This was the comic I mentioned at the start of the year here.
I’m starting work on Part 4 of the comic next week. I think the chapters are going online monthly, but I might have that wrong.
This is partly in response to the debate over the gender diversity in the new Star Wars films after this photo landed. It’s also a response to the way people reacted to this critique of a icky male gazey comic cover. It’s also a response to the sort of online abuse women like Laurie Penny or Lena Dunham receive that other male journalists or showrunners in their position don’t.
I enjoyed playing with the “cut out and keep” conceit a lot.
I haven’t seen Aronofsky’s Noah. I hear it’s pretty bizarre so it was fun to imagine a more mundane deleted scene.
I like the suggestion in this that Farage is a centuries old, biblical immortal keeping opportunistic bigotry alive.
There’s mixed opinions about the effectiveness of sanctions. I know the latter stages, like the third, are pretty hard on the economic stability of the country it targets. But it always comes across like grounding a teenager: a temporary measure that can be ignored or worked around if one is resourceful.
I think my editor and I were sold on this idea when I wrote the line “I sanction your face!”.
A couple of illustrations I produced for Butch & Sundance Media last week. The images are for a short movie/training programme for aspiring teenage journalists. I was asked to illustrate a couple of scenes about bullying.
69. Isolationist England
This was for the Easter special so it had to be filed a few days ahead of schedule as these double issues go to print early. The comic had to be non time-sensitive. Not least because this issue stays on the shelves for two weeks instead of one.
I liked the idea of doing a twisted propaganda poster for holidaying in England. With a vintage, idyllic 1940s/50s setting that had darker things going on. It felt right to do it for an issue that might be read on planes/trains/automobiles while people visit family or go on holiday. I think I could have been more experimental with the illustration style and made it look even more like a classic 50s illustration but I’ll bear that in mind for next time.
I tried my best to evoke a John Carpenter vibe to this one. I watched lots of old 1970’s horror trailers (beyond the obvious The Fog which this is riffing on) to make sure this struck the right tone. Was fun to revisit Edgar Wright’s Grindhouse trailer Don’t. Such a perfect pastiche of those sort of trailers. I had written a slightly more righteous and serious piece about air pollution in the UK for this, but my editor correctly steered me in a lighter direction. New Statesman editors: Saving me from myself since 2012.

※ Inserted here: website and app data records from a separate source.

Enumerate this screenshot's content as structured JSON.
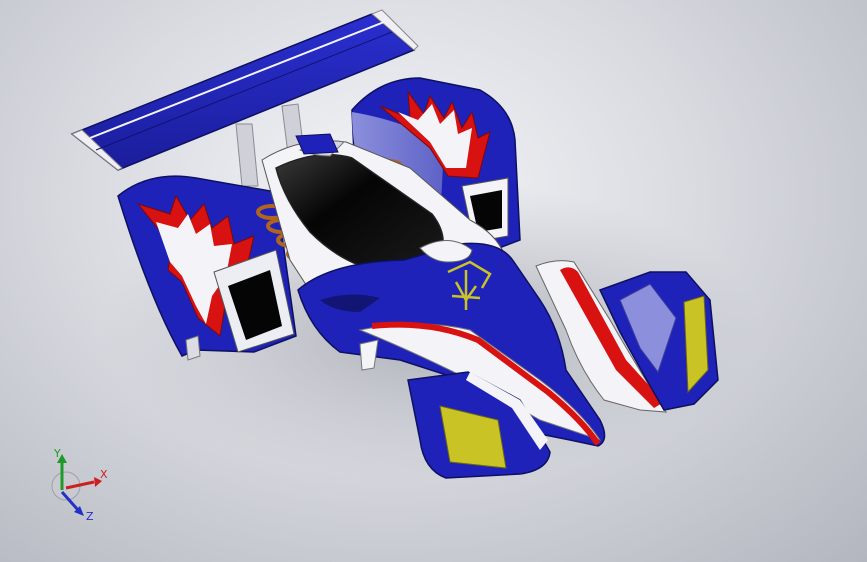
{
  "viewport": {
    "model_colors": {
      "body_blue": "#1f22b8",
      "dark_blue": "#131575",
      "flame_red": "#d81111",
      "white": "#f4f4f8",
      "cockpit": "#0b0b0b",
      "emblem_yellow": "#c9c326",
      "spring_copper": "#b0641f"
    }
  },
  "triad": {
    "x_label": "X",
    "y_label": "Y",
    "z_label": "Z",
    "x_color": "#cc1f1f",
    "y_color": "#1f9a2a",
    "z_color": "#2430c8"
  }
}
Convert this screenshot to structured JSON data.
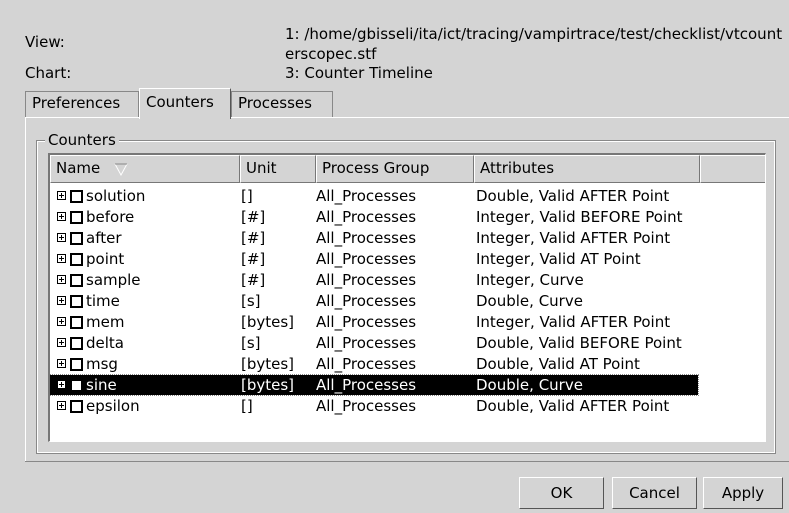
{
  "info": {
    "view_label": "View:",
    "view_value": "1: /home/gbisseli/ita/ict/tracing/vampirtrace/test/checklist/vtcounterscopec.stf",
    "chart_label": "Chart:",
    "chart_value": "3: Counter Timeline"
  },
  "tabs": [
    {
      "label": "Preferences"
    },
    {
      "label": "Counters"
    },
    {
      "label": "Processes"
    }
  ],
  "group_title": "Counters",
  "table": {
    "columns": [
      "Name",
      "Unit",
      "Process Group",
      "Attributes"
    ],
    "sort_indicator": "descending",
    "rows": [
      {
        "name": "solution",
        "unit": "[]",
        "group": "All_Processes",
        "attributes": "Double, Valid AFTER Point"
      },
      {
        "name": "before",
        "unit": "[#]",
        "group": "All_Processes",
        "attributes": "Integer, Valid BEFORE Point"
      },
      {
        "name": "after",
        "unit": "[#]",
        "group": "All_Processes",
        "attributes": "Integer, Valid AFTER Point"
      },
      {
        "name": "point",
        "unit": "[#]",
        "group": "All_Processes",
        "attributes": "Integer, Valid AT Point"
      },
      {
        "name": "sample",
        "unit": "[#]",
        "group": "All_Processes",
        "attributes": "Integer, Curve"
      },
      {
        "name": "time",
        "unit": "[s]",
        "group": "All_Processes",
        "attributes": "Double, Curve"
      },
      {
        "name": "mem",
        "unit": "[bytes]",
        "group": "All_Processes",
        "attributes": "Integer, Valid AFTER Point"
      },
      {
        "name": "delta",
        "unit": "[s]",
        "group": "All_Processes",
        "attributes": "Double, Valid BEFORE Point"
      },
      {
        "name": "msg",
        "unit": "[bytes]",
        "group": "All_Processes",
        "attributes": "Double, Valid AT Point"
      },
      {
        "name": "sine",
        "unit": "[bytes]",
        "group": "All_Processes",
        "attributes": "Double, Curve",
        "selected": true
      },
      {
        "name": "epsilon",
        "unit": "[]",
        "group": "All_Processes",
        "attributes": "Double, Valid AFTER Point"
      }
    ]
  },
  "buttons": {
    "ok": "OK",
    "cancel": "Cancel",
    "apply": "Apply"
  }
}
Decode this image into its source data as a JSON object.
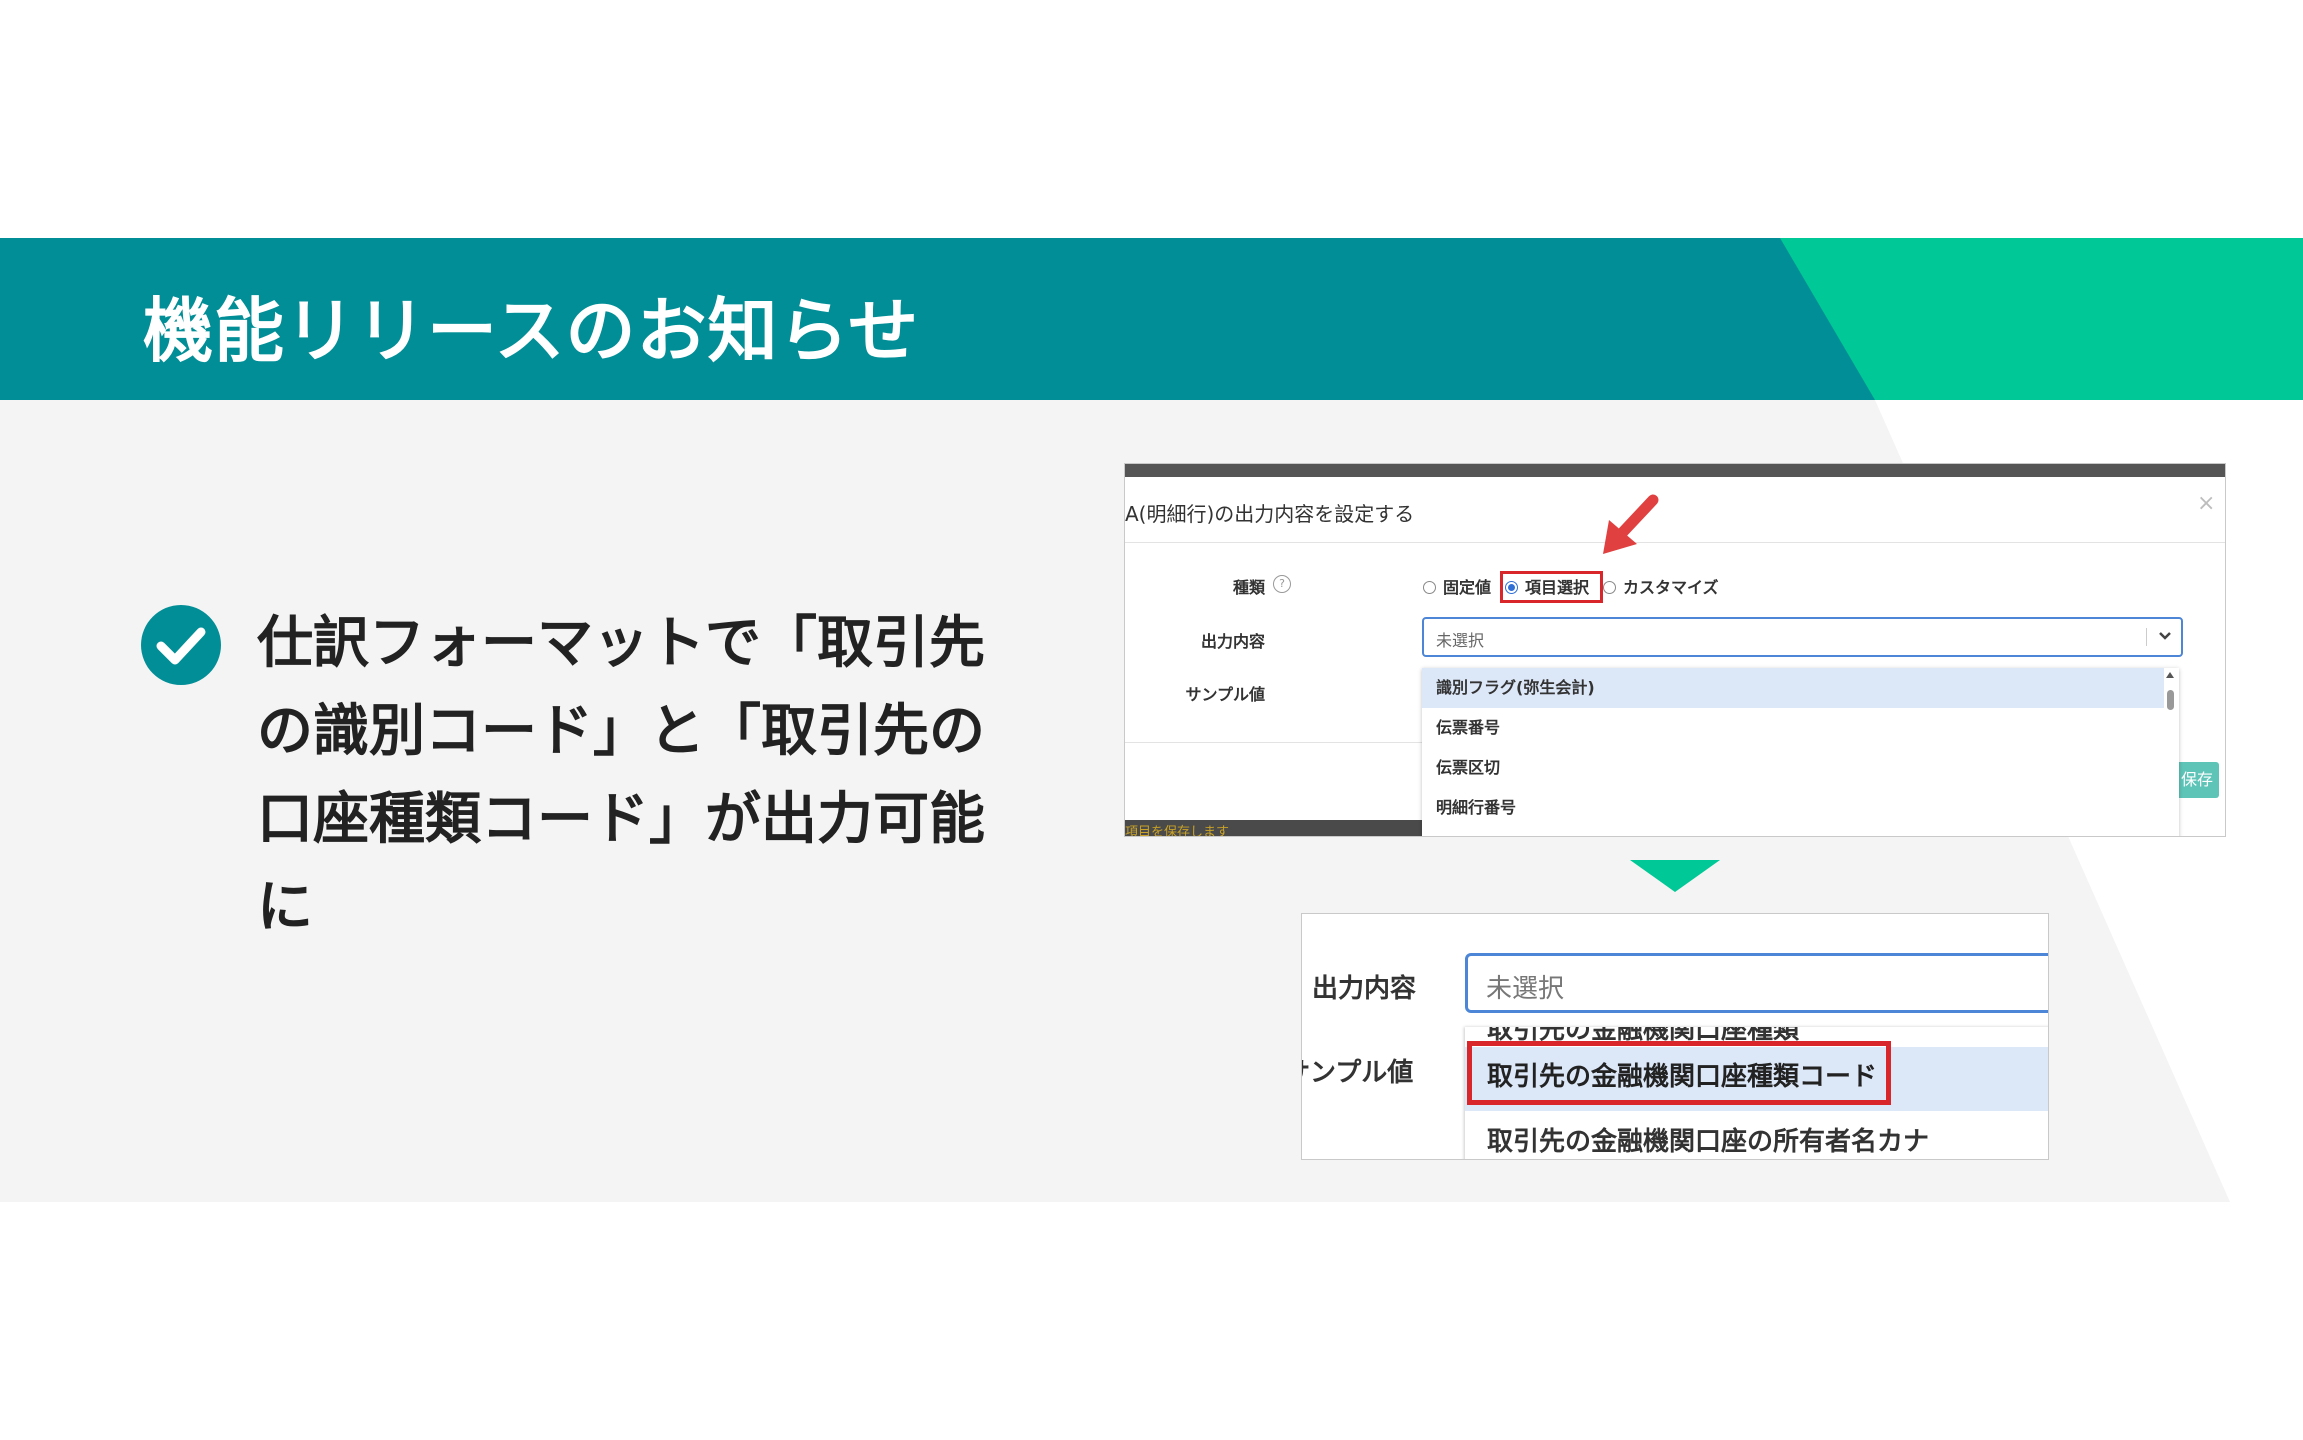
{
  "header": {
    "title": "機能リリースのお知らせ"
  },
  "bullet": {
    "text": "仕訳フォーマットで「取引先の識別コード」と「取引先の口座種類コード」が出力可能に"
  },
  "modal": {
    "title": "A(明細行)の出力内容を設定する",
    "close": "×",
    "kind_label": "種類",
    "help": "?",
    "radios": [
      {
        "label": "固定値",
        "checked": false
      },
      {
        "label": "項目選択",
        "checked": true
      },
      {
        "label": "カスタマイズ",
        "checked": false
      }
    ],
    "output_label": "出力内容",
    "sample_label": "サンプル値",
    "select_value": "未選択",
    "options": [
      "識別フラグ(弥生会計)",
      "伝票番号",
      "伝票区切",
      "明細行番号"
    ],
    "save_button": "保存",
    "bottom_text": "項目を保存します"
  },
  "zoom": {
    "output_label": "出力内容",
    "sample_label": "サンプル値",
    "select_value": "未選択",
    "options": [
      "取引先の金融機関口座種類",
      "取引先の金融機関口座種類コード",
      "取引先の金融機関口座の所有者名カナ"
    ]
  },
  "colors": {
    "teal": "#028e96",
    "accent_green": "#00c896",
    "highlight_red": "#d8262a",
    "select_blue": "#4d86d6"
  }
}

The idea of UK politics based toys tickles me. I find the coverage of the Clegg vs. Farage debates so overwhelmingly OTT that it feels like we’re meant to expect a real, genuine showdown of great import. A boxing match for the ages. Interviews with the two politicians before and after the debates come across like WWF trash-talking VT footage without the fun. We’re told to expect serious issues discussed with serious words and serious intent. Instead, we get the usual, bland, soundbitey distractions.
The faux-balance we’re often presented with on the news can be really irksome. Just give me an actual, well-informed expert with facts – I don’t need a counter-point from someone with an opinion. I use Twitter. The need for the BBC to present an impartial, unbiased image can end up leaving a casual viewer less informed than they started out. I was reminded of my feelings about this when Owen Jones wrote this piece about the right-wing bias at the BBC.

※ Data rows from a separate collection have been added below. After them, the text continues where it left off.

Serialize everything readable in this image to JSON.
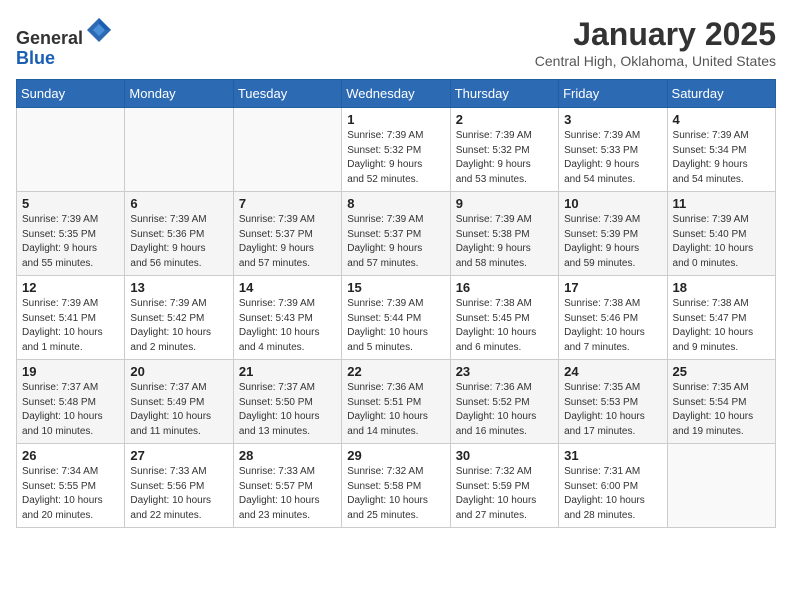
{
  "header": {
    "logo_line1": "General",
    "logo_line2": "Blue",
    "month": "January 2025",
    "location": "Central High, Oklahoma, United States"
  },
  "weekdays": [
    "Sunday",
    "Monday",
    "Tuesday",
    "Wednesday",
    "Thursday",
    "Friday",
    "Saturday"
  ],
  "weeks": [
    [
      {
        "day": "",
        "info": ""
      },
      {
        "day": "",
        "info": ""
      },
      {
        "day": "",
        "info": ""
      },
      {
        "day": "1",
        "info": "Sunrise: 7:39 AM\nSunset: 5:32 PM\nDaylight: 9 hours\nand 52 minutes."
      },
      {
        "day": "2",
        "info": "Sunrise: 7:39 AM\nSunset: 5:32 PM\nDaylight: 9 hours\nand 53 minutes."
      },
      {
        "day": "3",
        "info": "Sunrise: 7:39 AM\nSunset: 5:33 PM\nDaylight: 9 hours\nand 54 minutes."
      },
      {
        "day": "4",
        "info": "Sunrise: 7:39 AM\nSunset: 5:34 PM\nDaylight: 9 hours\nand 54 minutes."
      }
    ],
    [
      {
        "day": "5",
        "info": "Sunrise: 7:39 AM\nSunset: 5:35 PM\nDaylight: 9 hours\nand 55 minutes."
      },
      {
        "day": "6",
        "info": "Sunrise: 7:39 AM\nSunset: 5:36 PM\nDaylight: 9 hours\nand 56 minutes."
      },
      {
        "day": "7",
        "info": "Sunrise: 7:39 AM\nSunset: 5:37 PM\nDaylight: 9 hours\nand 57 minutes."
      },
      {
        "day": "8",
        "info": "Sunrise: 7:39 AM\nSunset: 5:37 PM\nDaylight: 9 hours\nand 57 minutes."
      },
      {
        "day": "9",
        "info": "Sunrise: 7:39 AM\nSunset: 5:38 PM\nDaylight: 9 hours\nand 58 minutes."
      },
      {
        "day": "10",
        "info": "Sunrise: 7:39 AM\nSunset: 5:39 PM\nDaylight: 9 hours\nand 59 minutes."
      },
      {
        "day": "11",
        "info": "Sunrise: 7:39 AM\nSunset: 5:40 PM\nDaylight: 10 hours\nand 0 minutes."
      }
    ],
    [
      {
        "day": "12",
        "info": "Sunrise: 7:39 AM\nSunset: 5:41 PM\nDaylight: 10 hours\nand 1 minute."
      },
      {
        "day": "13",
        "info": "Sunrise: 7:39 AM\nSunset: 5:42 PM\nDaylight: 10 hours\nand 2 minutes."
      },
      {
        "day": "14",
        "info": "Sunrise: 7:39 AM\nSunset: 5:43 PM\nDaylight: 10 hours\nand 4 minutes."
      },
      {
        "day": "15",
        "info": "Sunrise: 7:39 AM\nSunset: 5:44 PM\nDaylight: 10 hours\nand 5 minutes."
      },
      {
        "day": "16",
        "info": "Sunrise: 7:38 AM\nSunset: 5:45 PM\nDaylight: 10 hours\nand 6 minutes."
      },
      {
        "day": "17",
        "info": "Sunrise: 7:38 AM\nSunset: 5:46 PM\nDaylight: 10 hours\nand 7 minutes."
      },
      {
        "day": "18",
        "info": "Sunrise: 7:38 AM\nSunset: 5:47 PM\nDaylight: 10 hours\nand 9 minutes."
      }
    ],
    [
      {
        "day": "19",
        "info": "Sunrise: 7:37 AM\nSunset: 5:48 PM\nDaylight: 10 hours\nand 10 minutes."
      },
      {
        "day": "20",
        "info": "Sunrise: 7:37 AM\nSunset: 5:49 PM\nDaylight: 10 hours\nand 11 minutes."
      },
      {
        "day": "21",
        "info": "Sunrise: 7:37 AM\nSunset: 5:50 PM\nDaylight: 10 hours\nand 13 minutes."
      },
      {
        "day": "22",
        "info": "Sunrise: 7:36 AM\nSunset: 5:51 PM\nDaylight: 10 hours\nand 14 minutes."
      },
      {
        "day": "23",
        "info": "Sunrise: 7:36 AM\nSunset: 5:52 PM\nDaylight: 10 hours\nand 16 minutes."
      },
      {
        "day": "24",
        "info": "Sunrise: 7:35 AM\nSunset: 5:53 PM\nDaylight: 10 hours\nand 17 minutes."
      },
      {
        "day": "25",
        "info": "Sunrise: 7:35 AM\nSunset: 5:54 PM\nDaylight: 10 hours\nand 19 minutes."
      }
    ],
    [
      {
        "day": "26",
        "info": "Sunrise: 7:34 AM\nSunset: 5:55 PM\nDaylight: 10 hours\nand 20 minutes."
      },
      {
        "day": "27",
        "info": "Sunrise: 7:33 AM\nSunset: 5:56 PM\nDaylight: 10 hours\nand 22 minutes."
      },
      {
        "day": "28",
        "info": "Sunrise: 7:33 AM\nSunset: 5:57 PM\nDaylight: 10 hours\nand 23 minutes."
      },
      {
        "day": "29",
        "info": "Sunrise: 7:32 AM\nSunset: 5:58 PM\nDaylight: 10 hours\nand 25 minutes."
      },
      {
        "day": "30",
        "info": "Sunrise: 7:32 AM\nSunset: 5:59 PM\nDaylight: 10 hours\nand 27 minutes."
      },
      {
        "day": "31",
        "info": "Sunrise: 7:31 AM\nSunset: 6:00 PM\nDaylight: 10 hours\nand 28 minutes."
      },
      {
        "day": "",
        "info": ""
      }
    ]
  ]
}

A nice coincidence – I only realised after the fact that I was drawing a Lovecraftian tribute during Hellboy’s 20th anniversary. Seems fitting.
When the word “divisive” got trotted out as the Tactful Understatement of the Year when the media marked the passing of Thatcher, that word took a bit of a beating. It got used a lot last week too – when people were talking about Tony Benn. So much so that it started to lose it’s meaning. There’s often a “word/phrase of the week” (remember when we didn’t know what ‘quantitative easing’ meant?). So I started thinking about what happens to those forgotten, overused and/or misused expressions…
After I’d filed the comic, ‘Selfie’ ended up having a pretty huge media week with the No Make-Up cancer awareness campaign. Making those final panels a little more prescient than I expected.